This is the third year I’ve looked at how many female New Zealand poets have had books published in New Zealand compared with the number of male poets. And for three years in a row, men have outnumbered women. Here’s a little table with the number of books. The percentages at the bottom are the proportion of poetry books by women over the three year period compared with poetry books by men.
|Year||Number of books by female poets||Number of books by male poets||Number of joint books||Total books for the year|
So, of every ten books, about 4 are by women and 6 by men. (The joint publication was Alistair and Meg Campbell’s excellent book of love poems). Here’s the link to last year’s post.
I wondered if I’d see any difference if I looked at the number of pages of published poetry by gender. (This excludes journals and magazines; it’s just books.) There’s not much difference, at least not for 2010. It works out at 42% of poetry pages written by women; 58% by men.
Thanks to the Journal of Commonwealth Literature for the lists of published poetry books.
Does it matter? Well I rather think it does. I expect a nation’s literature to reflect the diversity of its population and a forty/sixty split isn’t quite cutting it. I suspect the ethnicity stats wouldn’t stack up either, but I don’t know enough about the published poets to know how they would identify themselves. Another project, another time.
Possible reasons for the lack of gender balance:
Men are writing more poetry? (seems unlikely)
Men are more likely to submit their work for publication?
Editors are more inclined to publish male poets?
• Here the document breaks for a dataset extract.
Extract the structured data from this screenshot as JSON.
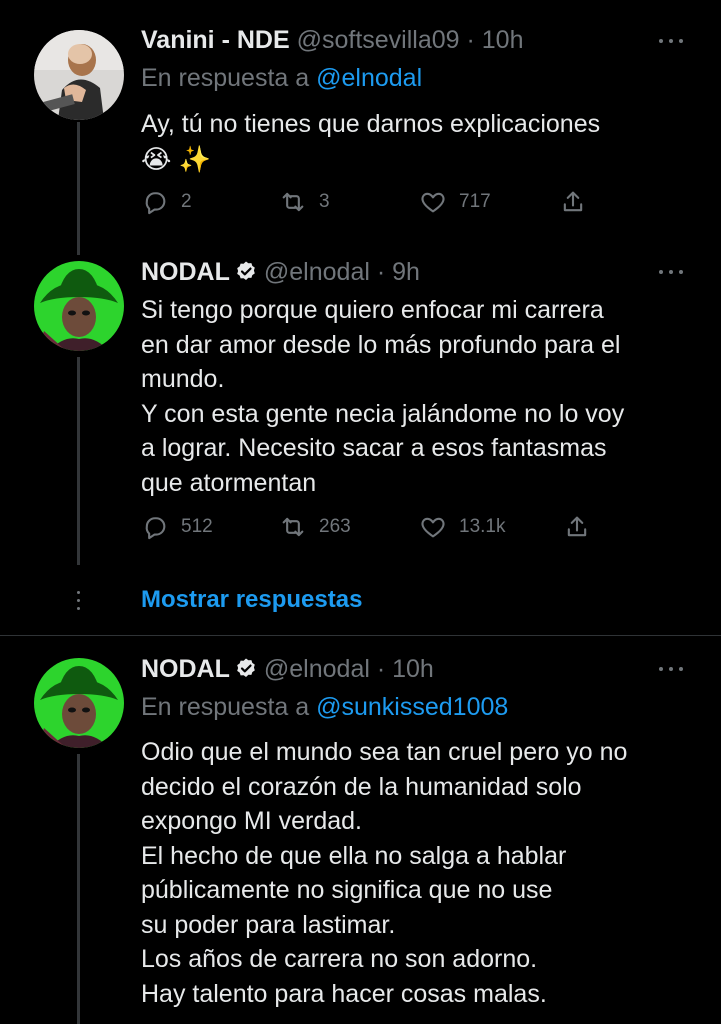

There’s a historical factor skewing the figures, with older established poets more likely to be male (I’m thinking folk like J K Baxter here, as well as living poets).
Who knows? In the meantime, for more excellent poetry by people of a variety of genders and nationalities, have a look at the Tuesday Poem site where a jointly written global birthday poem is unfolding as we speak!